  6. 6. Extra stats<br />Source: IDC Worldwide Quarterly Mobile Phone Tracker, Jan 27, 2011<br />Source: Gartner (Feb 2011)<br />Sales of smartphones using the Android OS jumped almost 900% compared to 2009.<br />
  7. 7. Researched facts<br />Slightly more males than females are getting smartphones (53% versus 47%) which is what we would expect for technical early adopter products. In terms of demographics, Hispanic Americans and Asians are slightly more likely to have a smartphone than what their share of population would indicate, which is a trend we see in the adoption of other mobile data services. While smartphones started out in the business segment, two-third of today’s buyers of smartphones are personal users.<br />
  8. 8. features<br />Smartphones show higher application usage than feature phones even at the basic built-in application level. During Nielsen’s Mobile Insights survey we asked the respondents about features they’ve used in the last 30 days. The good news for the smartphone market is that people are actually taking advantage of the device capabilities.<br />The percentage of people who use their phone for only voice communications drops from 14% among new feature phone owners to 3% of smartphone owners. The use of the built-in camera and video capability jumps by almost 20% for both categories, due to the generally better quality and user friendliness of the features. Smartphones also often have a better speaker which translates into more frequent usage from about half of feature phone owners to about two-thirds of smartphone owners. Not surprisingly the use of Wi-Fi increases 10-fold from 5% for feature phone owners to 50% for smartphone users to satisfy the need for fast downloads.<br />

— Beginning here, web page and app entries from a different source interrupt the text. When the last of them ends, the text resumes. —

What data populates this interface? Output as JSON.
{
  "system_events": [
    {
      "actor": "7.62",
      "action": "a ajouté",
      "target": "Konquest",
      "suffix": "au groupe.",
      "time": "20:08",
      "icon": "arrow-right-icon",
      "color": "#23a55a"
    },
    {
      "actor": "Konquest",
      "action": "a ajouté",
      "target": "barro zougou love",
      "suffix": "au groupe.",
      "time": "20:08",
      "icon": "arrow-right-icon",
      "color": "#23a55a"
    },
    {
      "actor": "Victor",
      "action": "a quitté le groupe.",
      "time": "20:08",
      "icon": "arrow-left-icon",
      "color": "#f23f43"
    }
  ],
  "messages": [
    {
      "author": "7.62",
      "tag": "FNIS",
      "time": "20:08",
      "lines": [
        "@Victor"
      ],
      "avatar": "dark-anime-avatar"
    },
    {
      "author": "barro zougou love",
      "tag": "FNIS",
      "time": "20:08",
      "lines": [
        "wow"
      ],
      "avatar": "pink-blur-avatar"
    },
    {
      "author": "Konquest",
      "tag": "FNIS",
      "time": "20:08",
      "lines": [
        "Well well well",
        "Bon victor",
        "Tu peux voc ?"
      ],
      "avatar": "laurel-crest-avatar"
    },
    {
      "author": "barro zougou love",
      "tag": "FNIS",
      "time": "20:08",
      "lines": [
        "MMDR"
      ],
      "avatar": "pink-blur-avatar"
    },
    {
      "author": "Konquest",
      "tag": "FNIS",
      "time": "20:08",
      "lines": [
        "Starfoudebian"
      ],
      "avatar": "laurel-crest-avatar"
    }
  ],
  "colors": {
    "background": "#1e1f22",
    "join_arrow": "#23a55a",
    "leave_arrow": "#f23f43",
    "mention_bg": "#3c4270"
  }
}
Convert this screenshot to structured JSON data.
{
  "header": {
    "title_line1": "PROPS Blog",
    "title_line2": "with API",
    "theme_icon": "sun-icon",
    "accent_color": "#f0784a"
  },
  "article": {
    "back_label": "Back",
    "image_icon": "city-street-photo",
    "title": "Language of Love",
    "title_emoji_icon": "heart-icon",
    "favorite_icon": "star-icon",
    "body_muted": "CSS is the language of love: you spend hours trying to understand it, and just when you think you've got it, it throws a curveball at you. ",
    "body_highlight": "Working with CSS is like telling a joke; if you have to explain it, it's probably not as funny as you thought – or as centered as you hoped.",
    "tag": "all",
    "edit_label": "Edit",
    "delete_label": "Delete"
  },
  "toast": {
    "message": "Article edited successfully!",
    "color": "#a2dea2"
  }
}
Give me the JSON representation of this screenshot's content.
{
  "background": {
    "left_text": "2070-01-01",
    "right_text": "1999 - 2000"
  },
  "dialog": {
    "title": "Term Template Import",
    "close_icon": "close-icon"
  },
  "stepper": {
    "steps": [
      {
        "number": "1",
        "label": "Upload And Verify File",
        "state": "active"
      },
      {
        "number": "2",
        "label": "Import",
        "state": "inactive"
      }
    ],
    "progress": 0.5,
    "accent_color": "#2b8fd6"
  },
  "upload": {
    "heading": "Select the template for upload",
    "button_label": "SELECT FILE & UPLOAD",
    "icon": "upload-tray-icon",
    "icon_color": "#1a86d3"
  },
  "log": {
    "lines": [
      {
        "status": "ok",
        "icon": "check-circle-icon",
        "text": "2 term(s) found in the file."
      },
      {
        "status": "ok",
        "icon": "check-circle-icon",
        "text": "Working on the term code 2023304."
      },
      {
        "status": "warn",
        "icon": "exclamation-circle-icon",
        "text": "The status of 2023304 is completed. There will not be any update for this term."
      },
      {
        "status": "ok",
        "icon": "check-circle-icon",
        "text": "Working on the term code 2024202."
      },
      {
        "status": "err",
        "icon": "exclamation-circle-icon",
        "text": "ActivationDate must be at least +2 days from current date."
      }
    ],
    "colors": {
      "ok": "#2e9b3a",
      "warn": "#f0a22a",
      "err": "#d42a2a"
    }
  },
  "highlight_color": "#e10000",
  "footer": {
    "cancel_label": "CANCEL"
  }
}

  9. 9. Conclusion<br />Overall smartphones in my opinion smartphones have more pro’s than cons and therefore they benefit individuals more and make their day-to-day activities easier<br />Smartphones also:<br />Make the usage of internet easier<br />They help with navigation<br />The help by storing your work<br />Downloading important documents and for entertainment purposes<br />They also help with transferring documents, work or accessories from one person to another. <br />Therefore smartphones have benefited individuals in a better and more positive way.<br />
  10. 10. Reference<br />•<br />•<br />• › Home › Consumer<br />
  11. 11. Done by:DalitsoMukumbe<br />